(Web page and app entries)
--------------------
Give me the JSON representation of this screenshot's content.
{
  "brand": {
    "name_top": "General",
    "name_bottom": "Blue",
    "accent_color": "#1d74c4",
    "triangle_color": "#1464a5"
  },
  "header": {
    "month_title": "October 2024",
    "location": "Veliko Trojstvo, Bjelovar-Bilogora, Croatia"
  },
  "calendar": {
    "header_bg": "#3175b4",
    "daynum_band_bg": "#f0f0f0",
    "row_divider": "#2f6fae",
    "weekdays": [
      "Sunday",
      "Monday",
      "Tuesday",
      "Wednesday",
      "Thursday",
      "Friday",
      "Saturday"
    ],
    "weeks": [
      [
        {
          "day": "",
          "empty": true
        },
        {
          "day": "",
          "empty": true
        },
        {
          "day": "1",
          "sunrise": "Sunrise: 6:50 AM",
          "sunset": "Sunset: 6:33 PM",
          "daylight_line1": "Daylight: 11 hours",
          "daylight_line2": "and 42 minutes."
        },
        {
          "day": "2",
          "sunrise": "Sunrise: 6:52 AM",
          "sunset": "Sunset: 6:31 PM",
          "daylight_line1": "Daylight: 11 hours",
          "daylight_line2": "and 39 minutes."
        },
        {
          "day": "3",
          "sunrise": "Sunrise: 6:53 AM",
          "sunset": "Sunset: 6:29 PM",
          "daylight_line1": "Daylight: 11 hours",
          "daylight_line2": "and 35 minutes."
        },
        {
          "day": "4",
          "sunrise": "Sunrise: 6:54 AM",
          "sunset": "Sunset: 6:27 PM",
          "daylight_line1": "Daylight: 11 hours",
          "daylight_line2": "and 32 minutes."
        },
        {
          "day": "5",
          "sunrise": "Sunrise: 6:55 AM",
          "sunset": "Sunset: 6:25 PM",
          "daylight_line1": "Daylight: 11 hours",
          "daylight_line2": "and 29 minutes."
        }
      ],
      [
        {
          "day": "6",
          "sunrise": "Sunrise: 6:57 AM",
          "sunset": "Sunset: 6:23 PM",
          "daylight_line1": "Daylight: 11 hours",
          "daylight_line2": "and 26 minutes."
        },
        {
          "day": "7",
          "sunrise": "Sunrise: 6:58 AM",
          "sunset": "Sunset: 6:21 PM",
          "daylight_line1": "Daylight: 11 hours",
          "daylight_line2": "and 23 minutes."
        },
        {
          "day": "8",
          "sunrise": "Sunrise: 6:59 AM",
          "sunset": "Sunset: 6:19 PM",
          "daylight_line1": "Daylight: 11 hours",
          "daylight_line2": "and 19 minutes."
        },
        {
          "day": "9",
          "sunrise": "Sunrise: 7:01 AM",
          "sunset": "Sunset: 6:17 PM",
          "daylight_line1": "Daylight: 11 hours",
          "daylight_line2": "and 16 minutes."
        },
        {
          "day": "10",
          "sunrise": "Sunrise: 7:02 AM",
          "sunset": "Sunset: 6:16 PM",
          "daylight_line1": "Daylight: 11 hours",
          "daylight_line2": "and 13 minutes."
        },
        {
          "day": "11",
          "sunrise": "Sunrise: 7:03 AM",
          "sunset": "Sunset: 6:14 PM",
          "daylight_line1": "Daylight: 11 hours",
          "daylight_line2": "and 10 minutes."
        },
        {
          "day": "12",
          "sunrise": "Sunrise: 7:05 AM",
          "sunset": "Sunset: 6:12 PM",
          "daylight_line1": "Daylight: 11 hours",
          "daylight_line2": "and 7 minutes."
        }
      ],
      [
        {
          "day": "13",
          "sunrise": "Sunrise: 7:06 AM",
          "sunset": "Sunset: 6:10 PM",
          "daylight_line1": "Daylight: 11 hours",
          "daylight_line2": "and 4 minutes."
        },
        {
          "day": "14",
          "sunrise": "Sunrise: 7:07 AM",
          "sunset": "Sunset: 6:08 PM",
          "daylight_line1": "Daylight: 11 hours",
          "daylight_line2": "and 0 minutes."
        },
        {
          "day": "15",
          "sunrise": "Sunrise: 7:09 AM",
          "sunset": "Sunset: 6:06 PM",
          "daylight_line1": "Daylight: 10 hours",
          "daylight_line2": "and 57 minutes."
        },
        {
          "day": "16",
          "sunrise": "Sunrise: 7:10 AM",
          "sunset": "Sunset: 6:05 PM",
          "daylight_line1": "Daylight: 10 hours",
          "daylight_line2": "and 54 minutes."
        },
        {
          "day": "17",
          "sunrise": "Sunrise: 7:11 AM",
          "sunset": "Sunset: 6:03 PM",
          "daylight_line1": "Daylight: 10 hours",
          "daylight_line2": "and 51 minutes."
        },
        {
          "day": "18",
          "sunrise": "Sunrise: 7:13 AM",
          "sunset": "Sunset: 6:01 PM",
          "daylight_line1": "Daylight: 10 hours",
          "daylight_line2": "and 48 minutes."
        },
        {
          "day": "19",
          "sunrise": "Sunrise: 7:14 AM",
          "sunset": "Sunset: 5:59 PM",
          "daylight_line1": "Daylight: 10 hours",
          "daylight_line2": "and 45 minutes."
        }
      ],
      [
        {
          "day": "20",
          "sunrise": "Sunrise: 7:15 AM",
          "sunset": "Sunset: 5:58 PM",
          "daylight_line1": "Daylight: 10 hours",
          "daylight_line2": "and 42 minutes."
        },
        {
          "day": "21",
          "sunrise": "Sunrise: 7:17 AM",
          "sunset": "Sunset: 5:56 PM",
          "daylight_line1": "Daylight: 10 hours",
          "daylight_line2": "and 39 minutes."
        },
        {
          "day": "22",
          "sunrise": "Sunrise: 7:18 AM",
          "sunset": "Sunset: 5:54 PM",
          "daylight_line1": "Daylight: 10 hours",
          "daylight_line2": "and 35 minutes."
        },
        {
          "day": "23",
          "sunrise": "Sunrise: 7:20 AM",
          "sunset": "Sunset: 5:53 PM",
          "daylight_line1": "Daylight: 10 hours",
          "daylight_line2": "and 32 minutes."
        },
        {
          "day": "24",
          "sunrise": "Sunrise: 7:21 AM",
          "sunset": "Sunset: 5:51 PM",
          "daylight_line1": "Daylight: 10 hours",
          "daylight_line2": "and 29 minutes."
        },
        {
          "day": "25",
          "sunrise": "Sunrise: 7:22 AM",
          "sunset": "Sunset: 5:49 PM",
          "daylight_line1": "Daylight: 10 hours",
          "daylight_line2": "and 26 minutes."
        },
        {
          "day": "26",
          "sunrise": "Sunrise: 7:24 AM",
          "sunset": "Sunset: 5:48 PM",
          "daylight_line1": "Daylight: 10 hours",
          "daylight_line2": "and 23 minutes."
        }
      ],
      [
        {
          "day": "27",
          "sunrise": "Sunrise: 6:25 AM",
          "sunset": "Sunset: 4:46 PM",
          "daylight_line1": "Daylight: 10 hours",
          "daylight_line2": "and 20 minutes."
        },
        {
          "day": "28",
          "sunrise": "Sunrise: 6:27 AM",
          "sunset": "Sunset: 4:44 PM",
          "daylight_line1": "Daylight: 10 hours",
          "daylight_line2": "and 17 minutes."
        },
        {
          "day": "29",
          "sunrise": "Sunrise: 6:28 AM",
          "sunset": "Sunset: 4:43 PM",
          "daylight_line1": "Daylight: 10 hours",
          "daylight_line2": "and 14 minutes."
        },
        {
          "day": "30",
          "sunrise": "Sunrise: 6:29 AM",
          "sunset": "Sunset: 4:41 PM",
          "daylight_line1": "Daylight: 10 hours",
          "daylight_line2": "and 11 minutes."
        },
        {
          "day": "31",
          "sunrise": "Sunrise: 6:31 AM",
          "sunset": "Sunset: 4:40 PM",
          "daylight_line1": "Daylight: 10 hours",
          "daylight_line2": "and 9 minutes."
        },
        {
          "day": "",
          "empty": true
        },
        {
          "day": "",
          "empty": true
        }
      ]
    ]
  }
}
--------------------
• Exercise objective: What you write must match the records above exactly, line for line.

• Written solution:
Give me the JSON representation of this screenshot's content.
{
  "brand": {
    "name_top": "General",
    "name_bottom": "Blue",
    "accent_color": "#1d74c4",
    "triangle_color": "#1464a5"
  },
  "header": {
    "month_title": "October 2024",
    "location": "Veliko Trojstvo, Bjelovar-Bilogora, Croatia"
  },
  "calendar": {
    "header_bg": "#3175b4",
    "daynum_band_bg": "#f0f0f0",
    "row_divider": "#2f6fae",
    "weekdays": [
      "Sunday",
      "Monday",
      "Tuesday",
      "Wednesday",
      "Thursday",
      "Friday",
      "Saturday"
    ],
    "weeks": [
      [
        {
          "day": "",
          "empty": true
        },
        {
          "day": "",
          "empty": true
        },
        {
          "day": "1",
          "sunrise": "Sunrise: 6:50 AM",
          "sunset": "Sunset: 6:33 PM",
          "daylight_line1": "Daylight: 11 hours",
          "daylight_line2": "and 42 minutes."
        },
        {
          "day": "2",
          "sunrise": "Sunrise: 6:52 AM",
          "sunset": "Sunset: 6:31 PM",
          "daylight_line1": "Daylight: 11 hours",
          "daylight_line2": "and 39 minutes."
        },
        {
          "day": "3",
          "sunrise": "Sunrise: 6:53 AM",
          "sunset": "Sunset: 6:29 PM",
          "daylight_line1": "Daylight: 11 hours",
          "daylight_line2": "and 35 minutes."
        },
        {
          "day": "4",
          "sunrise": "Sunrise: 6:54 AM",
          "sunset": "Sunset: 6:27 PM",
          "daylight_line1": "Daylight: 11 hours",
          "daylight_line2": "and 32 minutes."
        },
        {
          "day": "5",
          "sunrise": "Sunrise: 6:55 AM",
          "sunset": "Sunset: 6:25 PM",
          "daylight_line1": "Daylight: 11 hours",
          "daylight_line2": "and 29 minutes."
        }
      ],
      [
        {
          "day": "6",
          "sunrise": "Sunrise: 6:57 AM",
          "sunset": "Sunset: 6:23 PM",
          "daylight_line1": "Daylight: 11 hours",
          "daylight_line2": "and 26 minutes."
        },
        {
          "day": "7",
          "sunrise": "Sunrise: 6:58 AM",
          "sunset": "Sunset: 6:21 PM",
          "daylight_line1": "Daylight: 11 hours",
          "daylight_line2": "and 23 minutes."
        },
        {
          "day": "8",
          "sunrise": "Sunrise: 6:59 AM",
          "sunset": "Sunset: 6:19 PM",
          "daylight_line1": "Daylight: 11 hours",
          "daylight_line2": "and 19 minutes."
        },
        {
          "day": "9",
          "sunrise": "Sunrise: 7:01 AM",
          "sunset": "Sunset: 6:17 PM",
          "daylight_line1": "Daylight: 11 hours",
          "daylight_line2": "and 16 minutes."
        },
        {
          "day": "10",
          "sunrise": "Sunrise: 7:02 AM",
          "sunset": "Sunset: 6:16 PM",
          "daylight_line1": "Daylight: 11 hours",
          "daylight_line2": "and 13 minutes."
        },
        {
          "day": "11",
          "sunrise": "Sunrise: 7:03 AM",
          "sunset": "Sunset: 6:14 PM",
          "daylight_line1": "Daylight: 11 hours",
          "daylight_line2": "and 10 minutes."
        },
        {
          "day": "12",
          "sunrise": "Sunrise: 7:05 AM",
          "sunset": "Sunset: 6:12 PM",
          "daylight_line1": "Daylight: 11 hours",
          "daylight_line2": "and 7 minutes."
        }
      ],
      [
        {
          "day": "13",
          "sunrise": "Sunrise: 7:06 AM",
          "sunset": "Sunset: 6:10 PM",
          "daylight_line1": "Daylight: 11 hours",
          "daylight_line2": "and 4 minutes."
        },
        {
          "day": "14",
          "sunrise": "Sunrise: 7:07 AM",
          "sunset": "Sunset: 6:08 PM",
          "daylight_line1": "Daylight: 11 hours",
          "daylight_line2": "and 0 minutes."
        },
        {
          "day": "15",
          "sunrise": "Sunrise: 7:09 AM",
          "sunset": "Sunset: 6:06 PM",
          "daylight_line1": "Daylight: 10 hours",
          "daylight_line2": "and 57 minutes."
        },
        {
          "day": "16",
          "sunrise": "Sunrise: 7:10 AM",
          "sunset": "Sunset: 6:05 PM",
          "daylight_line1": "Daylight: 10 hours",
          "daylight_line2": "and 54 minutes."
        },
        {
          "day": "17",
          "sunrise": "Sunrise: 7:11 AM",
          "sunset": "Sunset: 6:03 PM",
          "daylight_line1": "Daylight: 10 hours",
          "daylight_line2": "and 51 minutes."
        },
        {
          "day": "18",
          "sunrise": "Sunrise: 7:13 AM",
          "sunset": "Sunset: 6:01 PM",
          "daylight_line1": "Daylight: 10 hours",
          "daylight_line2": "and 48 minutes."
        },
        {
          "day": "19",
          "sunrise": "Sunrise: 7:14 AM",
          "sunset": "Sunset: 5:59 PM",
          "daylight_line1": "Daylight: 10 hours",
          "daylight_line2": "and 45 minutes."
        }
      ],
      [
        {
          "day": "20",
          "sunrise": "Sunrise: 7:15 AM",
          "sunset": "Sunset: 5:58 PM",
          "daylight_line1": "Daylight: 10 hours",
          "daylight_line2": "and 42 minutes."
        },
        {
          "day": "21",
          "sunrise": "Sunrise: 7:17 AM",
          "sunset": "Sunset: 5:56 PM",
          "daylight_line1": "Daylight: 10 hours",
          "daylight_line2": "and 39 minutes."
        },
        {
          "day": "22",
          "sunrise": "Sunrise: 7:18 AM",
          "sunset": "Sunset: 5:54 PM",
          "daylight_line1": "Daylight: 10 hours",
          "daylight_line2": "and 35 minutes."
        },
        {
          "day": "23",
          "sunrise": "Sunrise: 7:20 AM",
          "sunset": "Sunset: 5:53 PM",
          "daylight_line1": "Daylight: 10 hours",
          "daylight_line2": "and 32 minutes."
        },
        {
          "day": "24",
          "sunrise": "Sunrise: 7:21 AM",
          "sunset": "Sunset: 5:51 PM",
          "daylight_line1": "Daylight: 10 hours",
          "daylight_line2": "and 29 minutes."
        },
        {
          "day": "25",
          "sunrise": "Sunrise: 7:22 AM",
          "sunset": "Sunset: 5:49 PM",
          "daylight_line1": "Daylight: 10 hours",
          "daylight_line2": "and 26 minutes."
        },
        {
          "day": "26",
          "sunrise": "Sunrise: 7:24 AM",
          "sunset": "Sunset: 5:48 PM",
          "daylight_line1": "Daylight: 10 hours",
          "daylight_line2": "and 23 minutes."
        }
      ],
      [
        {
          "day": "27",
          "sunrise": "Sunrise: 6:25 AM",
          "sunset": "Sunset: 4:46 PM",
          "daylight_line1": "Daylight: 10 hours",
          "daylight_line2": "and 20 minutes."
        },
        {
          "day": "28",
          "sunrise": "Sunrise: 6:27 AM",
          "sunset": "Sunset: 4:44 PM",
          "daylight_line1": "Daylight: 10 hours",
          "daylight_line2": "and 17 minutes."
        },
        {
          "day": "29",
          "sunrise": "Sunrise: 6:28 AM",
          "sunset": "Sunset: 4:43 PM",
          "daylight_line1": "Daylight: 10 hours",
          "daylight_line2": "and 14 minutes."
        },
        {
          "day": "30",
          "sunrise": "Sunrise: 6:29 AM",
          "sunset": "Sunset: 4:41 PM",
          "daylight_line1": "Daylight: 10 hours",
          "daylight_line2": "and 11 minutes."
        },
        {
          "day": "31",
          "sunrise": "Sunrise: 6:31 AM",
          "sunset": "Sunset: 4:40 PM",
          "daylight_line1": "Daylight: 10 hours",
          "daylight_line2": "and 9 minutes."
        },
        {
          "day": "",
          "empty": true
        },
        {
          "day": "",
          "empty": true
        }
      ]
    ]
  }
}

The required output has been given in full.